So, D4... D800, ISO, Mpx ... why asking ?? They are not the same tool and both very expensive. One cost a lot but have very good and flexible files, the other cost a lot too and need class leading optics to come close to a simple DP3 Merrill... + the investment in storage ... well, you get it.
The D3s, if very unused, is a very very good choice even today, of course !
So I used the rented D3S last week with a Tamron 24-70 F2.8 with VC. My guesstimate is that the D3S has about a 2 to 2-1/2 stop advantage over my Sony A-850. But what turned out to be almost as important is the Auto ISO settings that the D3S has that my Sony doesn't. In aperture mode, the camera will use a maximum exposure duration (e.g. 1/200 sec) after which it will bump up the ISO to a maximum (e.g. 6400) and after that is reached will then use longer exposure times as a strategy for shooting in low light. This was a fantastic option for me. I feel that this optimized the shots I got in an environment where lighting varied a lot and motion blur was a big factor. Do all the high end Nikons (D800, D4, D600) have this option?

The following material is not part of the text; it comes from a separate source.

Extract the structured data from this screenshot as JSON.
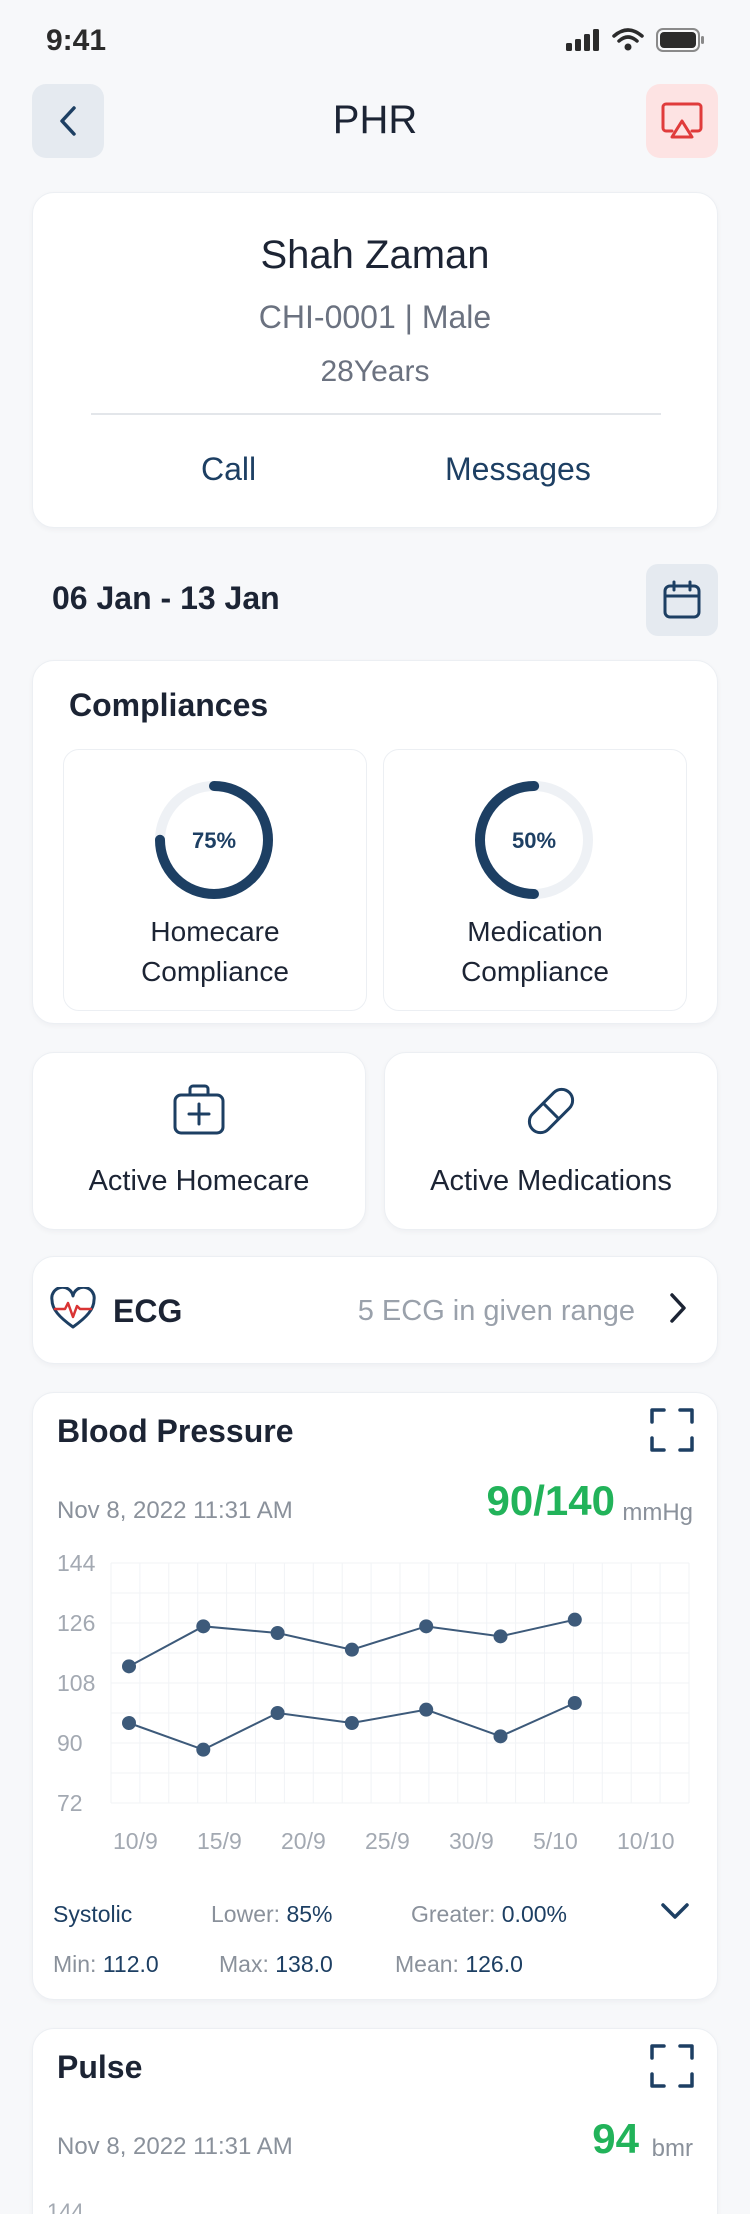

Yes, they all have auto ISO. The auto exposure is good enough IMO to make auto ISO very useful, especially combined with a little ADL to protect the highlights. I use it whenever the D800E is off the tripod. You'll want to enable the ADL with auto ISO because dynamic range (and hence exposure headroom) drops with an increase in ISO and the exposure system appears to "expose to the center". ADL makes it operate more ETTR.
The A850 is a fine camera, too - I still have mine. With a type M screen it's a nice companion for my somewhat random, adapted lens collection. (Which frankly doesn't see much use, but none of it is valuable enough to bother selling.)
Thanks for the Nikon info. It's good to get help with a new system from someone familiar with it. As for the A850, I agree with you. It is a fine camera for everything but high ISO use. I love using it for everything in good light. I do wish it had live view though. That would improve usability for macro and landscape uses.
Auto ISO is a killer feature. When I got my d800, I didn't care about low light performance or automatic anything. But it lulled me into a project that required working quickly in low light. Auto iso made a technically complex situation almost effortless. I had control over the aperture for DOF, and the shutter speed for stopping motion, and let the camera worry about exposure.